It’s important to note that decisions made by the appellate court are typically final, especially in family law cases. However, in rare and exceptional circumstances, further appeal to a higher court, such as the state Supreme Court, may be possible if significant legal issues are at stake.
Each of these outcomes carries significant consequences and can substantially impact the lives of the individuals involved. This makes the decision to pursue an appeal a serious consideration, necessitating a thorough understanding of the possible ramifications and the likelihood of success based on the specifics of the case.
The appeals process in family law is a complex and nuanced path, laden with critical steps and potential outcomes that can significantly impact the lives of those involved. From the initial filing of the Notice of Appeal to the final decision of the appellate court, each stage requires meticulous attention to detail and a deep understanding of legal procedures and principles.

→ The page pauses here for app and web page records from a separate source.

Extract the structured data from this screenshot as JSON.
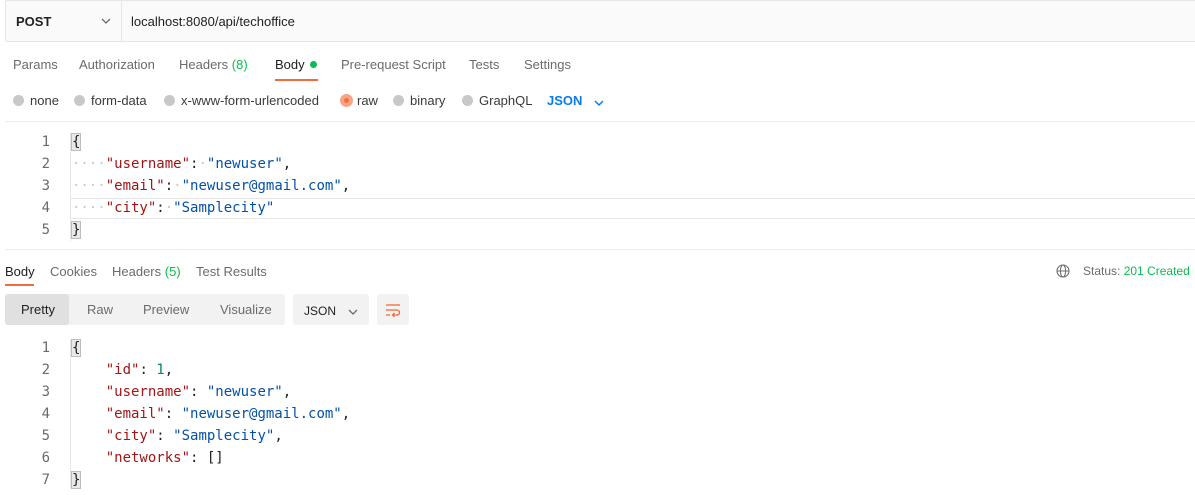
{
  "request": {
    "method": "POST",
    "url": "localhost:8080/api/techoffice"
  },
  "request_tabs": {
    "params": "Params",
    "authorization": "Authorization",
    "headers": "Headers",
    "headers_count": "(8)",
    "body": "Body",
    "prerequest": "Pre-request Script",
    "tests": "Tests",
    "settings": "Settings"
  },
  "body_types": {
    "none": "none",
    "form_data": "form-data",
    "urlencoded": "x-www-form-urlencoded",
    "raw": "raw",
    "binary": "binary",
    "graphql": "GraphQL",
    "format": "JSON",
    "selected": "raw"
  },
  "request_body": {
    "line_numbers": [
      "1",
      "2",
      "3",
      "4",
      "5"
    ],
    "open_brace": "{",
    "close_brace": "}",
    "fields": [
      {
        "key": "\"username\"",
        "value": "\"newuser\"",
        "comma": ","
      },
      {
        "key": "\"email\"",
        "value": "\"newuser@gmail.com\"",
        "comma": ","
      },
      {
        "key": "\"city\"",
        "value": "\"Samplecity\"",
        "comma": ""
      }
    ]
  },
  "response_tabs": {
    "body": "Body",
    "cookies": "Cookies",
    "headers": "Headers",
    "headers_count": "(5)",
    "test_results": "Test Results"
  },
  "status": {
    "label": "Status:",
    "value": "201 Created"
  },
  "view_modes": {
    "pretty": "Pretty",
    "raw": "Raw",
    "preview": "Preview",
    "visualize": "Visualize",
    "format": "JSON"
  },
  "response_body": {
    "line_numbers": [
      "1",
      "2",
      "3",
      "4",
      "5",
      "6",
      "7"
    ],
    "open_brace": "{",
    "close_brace": "}",
    "fields": [
      {
        "key": "\"id\"",
        "value": "1",
        "comma": ","
      },
      {
        "key": "\"username\"",
        "value": "\"newuser\"",
        "comma": ","
      },
      {
        "key": "\"email\"",
        "value": "\"newuser@gmail.com\"",
        "comma": ","
      },
      {
        "key": "\"city\"",
        "value": "\"Samplecity\"",
        "comma": ","
      },
      {
        "key": "\"networks\"",
        "value": "[]",
        "comma": ""
      }
    ]
  },
  "colors": {
    "accent": "#f26b3a",
    "success": "#0cbb52",
    "link": "#097bed"
  }
}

Whether the result is an affirmation, reversal, remand, or modification of the original decision, the impact of an appeal is profound, often bringing significant changes to family dynamics, financial situations, and future plans.
At Ross & Andreassi, we understand the weight and complexity of the family law appeals process. Our team of experienced attorneys is dedicated to guiding you through each step with expertise and empathy. We are well-versed in the intricacies of Florida’s family law and appellate court system, ensuring that your appeal is handled with the utmost care and professionalism.
If you are considering an appeal or are currently navigating this challenging journey, Ross & Andreassi is here to provide the support and representation you need to achieve the most favorable outcome in your case. Trust in our experience and dedication to bring clarity and resolution to your family law appeal.